For Eastern Europe is, despite all its misery and hopelessness, a radient, inspiring, enspiriting landscape, together with Chernobil if you like – one whose magic is impossible to escape. Repellent as it is in its violent, raw and also absurd internal relations and its immorality, these very same qualities captivate us and make it impossible to leave. This is an ambivalent state, and resolution seems forthcoming only through fantasy, a world of hovering visions.
A poet has no private life to speak of. He uses his feelings, which then, like acids, release meanings from his own and from others’ bodies, filtering out the essential materials from which he creates his poems, volatile non-existent objects. And then from all of that, something that reminds one of life.

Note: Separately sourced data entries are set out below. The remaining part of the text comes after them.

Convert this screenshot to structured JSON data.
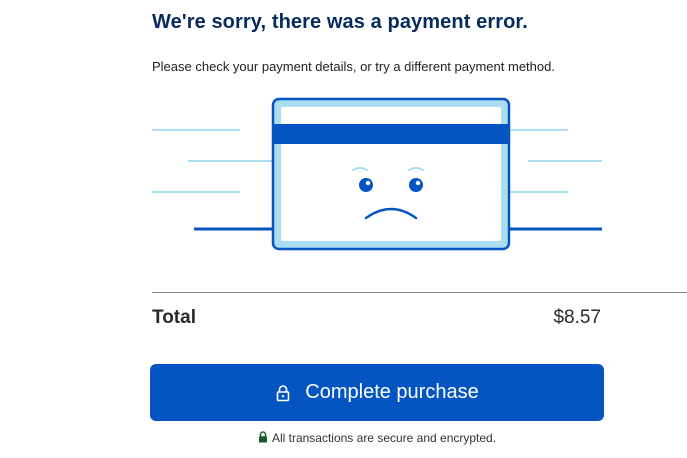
{
  "error": {
    "title": "We're sorry, there was a payment error.",
    "message": "Please check your payment details, or try a different payment method."
  },
  "summary": {
    "total_label": "Total",
    "total_value": "$8.57"
  },
  "actions": {
    "purchase_label": "Complete purchase",
    "purchase_icon": "lock-icon"
  },
  "footer": {
    "security_note": "All transactions are secure and encrypted.",
    "security_icon": "lock-icon"
  },
  "colors": {
    "title": "#062a5c",
    "button": "#0455c2",
    "card_stripe": "#0455c2",
    "card_light": "#a9dff0",
    "secure_lock": "#1f5a2e"
  }
}
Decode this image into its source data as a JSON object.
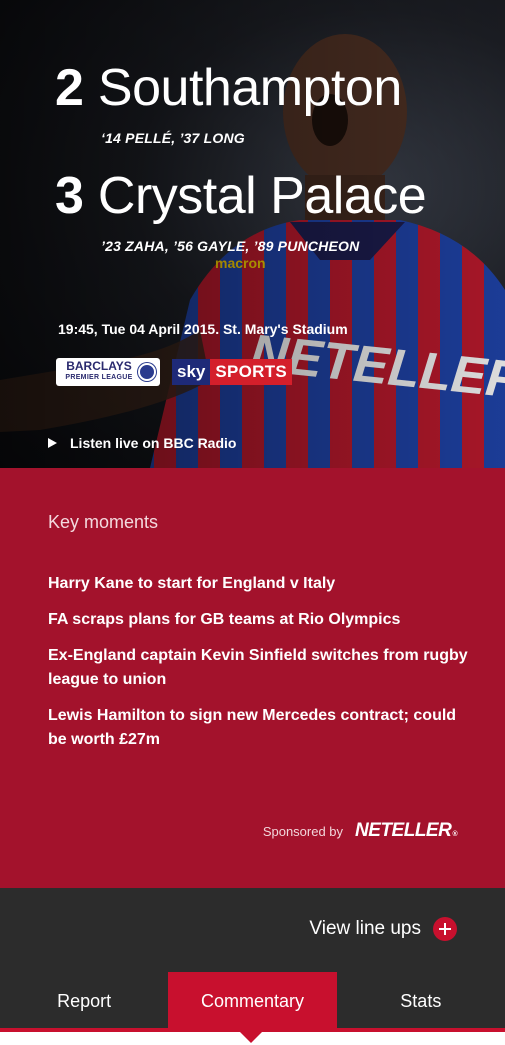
{
  "match": {
    "home": {
      "score": "2",
      "team": "Southampton",
      "scorers": "‘14 PELLÉ, ’37 LONG"
    },
    "away": {
      "score": "3",
      "team": "Crystal Palace",
      "scorers": "’23 ZAHA, ’56 GAYLE, ’89 PUNCHEON"
    },
    "info": "19:45, Tue 04 April 2015. St. Mary's Stadium",
    "broadcasters": {
      "league_logo_line1": "BARCLAYS",
      "league_logo_line2": "PREMIER LEAGUE",
      "tv_logo_part1": "sky",
      "tv_logo_part2": "SPORTS"
    },
    "listen_label": "Listen live on BBC Radio"
  },
  "key_moments": {
    "title": "Key moments",
    "items": [
      "Harry Kane to start for England v Italy",
      "FA scraps plans for GB teams at Rio Olympics",
      "Ex-England captain Kevin Sinfield switches from rugby league to union",
      "Lewis Hamilton to sign new Mercedes contract; could be worth £27m"
    ],
    "sponsor_label": "Sponsored by",
    "sponsor_brand": "NETELLER",
    "sponsor_reg": "®"
  },
  "footer": {
    "lineups_label": "View line ups",
    "tabs": [
      {
        "label": "Report",
        "active": false
      },
      {
        "label": "Commentary",
        "active": true
      },
      {
        "label": "Stats",
        "active": false
      }
    ]
  },
  "colors": {
    "accent": "#c8102e",
    "panel": "#a3122c",
    "dark": "#2c2c2c"
  },
  "icons": {
    "play": "play-icon",
    "plus": "plus-circle-icon"
  }
}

The natural need of childhood is freedom. And today’s children are virtually forced into a cage. The natural need of adulthood is life. And today’s adults are either hardly alive, or live to the detriment of themselves or others, on hidden paths. The natural need of old age is tranquillity. And today’s elderly want freedom and life even on the brink of the grave, for their earlier needs were left unsatisfied.